ABOUT THIS TASK. Pick each line containing the word "Does" out of the data below.

App and web page records:
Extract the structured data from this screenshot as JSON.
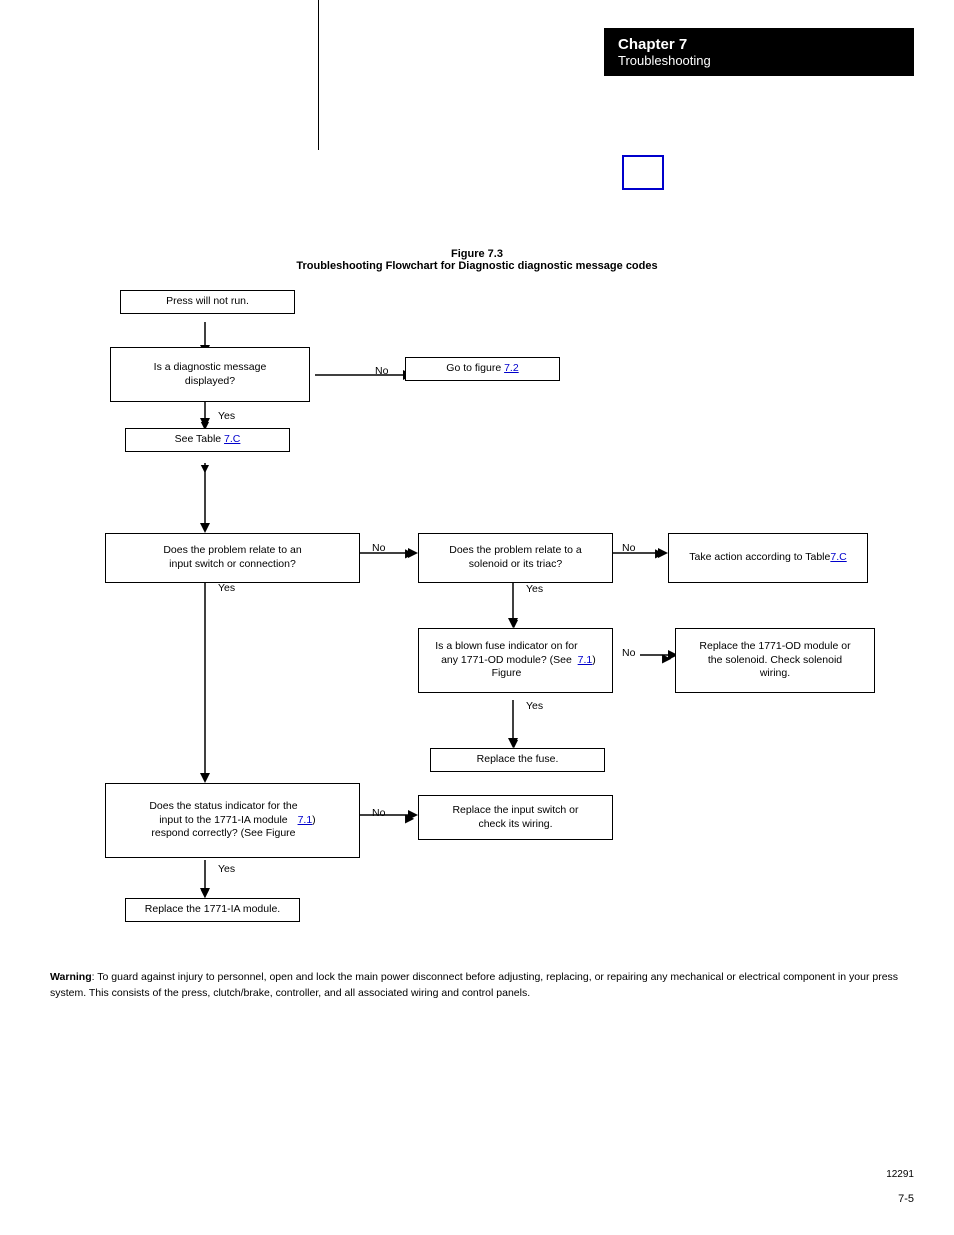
{
  "header": {
    "chapter_number": "Chapter 7",
    "chapter_title": "Troubleshooting"
  },
  "figure": {
    "number": "Figure 7.3",
    "description": "Troubleshooting Flowchart for Diagnostic diagnostic message codes"
  },
  "flowchart": {
    "boxes": {
      "press_not_run": "Press will not run.",
      "diagnostic_msg": "Is a diagnostic message\ndisplayed?",
      "go_to_figure": "Go to figure 7.2",
      "see_table": "See Table 7.C",
      "problem_input": "Does the problem relate to an\ninput switch or connection?",
      "problem_solenoid": "Does the problem relate to a\nsolenoid or its triac?",
      "take_action": "Take action according to Table\n7.C",
      "blown_fuse": "Is a blown fuse indicator on for\nany 1771-OD module? (See\nFigure 7.1)",
      "replace_1771od": "Replace the 1771-OD module or\nthe solenoid. Check solenoid\nwiring.",
      "replace_fuse": "Replace the fuse.",
      "status_indicator": "Does the status indicator for the\ninput to the 1771-IA module\nrespond correctly? (See Figure\n7.1)",
      "replace_input_switch": "Replace the input switch or\ncheck its wiring.",
      "replace_1771ia": "Replace the 1771-IA module."
    },
    "labels": {
      "no1": "No",
      "no2": "No",
      "no3": "No",
      "no4": "No",
      "yes1": "Yes",
      "yes2": "Yes",
      "yes3": "Yes",
      "yes4": "Yes"
    }
  },
  "warning": {
    "label": "Warning",
    "text": ": To guard against injury to personnel, open and lock the main power disconnect before adjusting, replacing, or repairing any mechanical or electrical component in your press system.  This consists of the press, clutch/brake, controller, and all associated wiring and control panels."
  },
  "doc_number": "12291",
  "page_number": "7-5"
}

RESULT OF THIS EXERCISE.
      "problem_input": "Does the problem relate to an\ninput switch or connection?",
      "problem_solenoid": "Does the problem relate to a\nsolenoid or its triac?",
      "status_indicator": "Does the status indicator for the\ninput to the 1771-IA module\nrespond correctly? (See Figure\n7.1)",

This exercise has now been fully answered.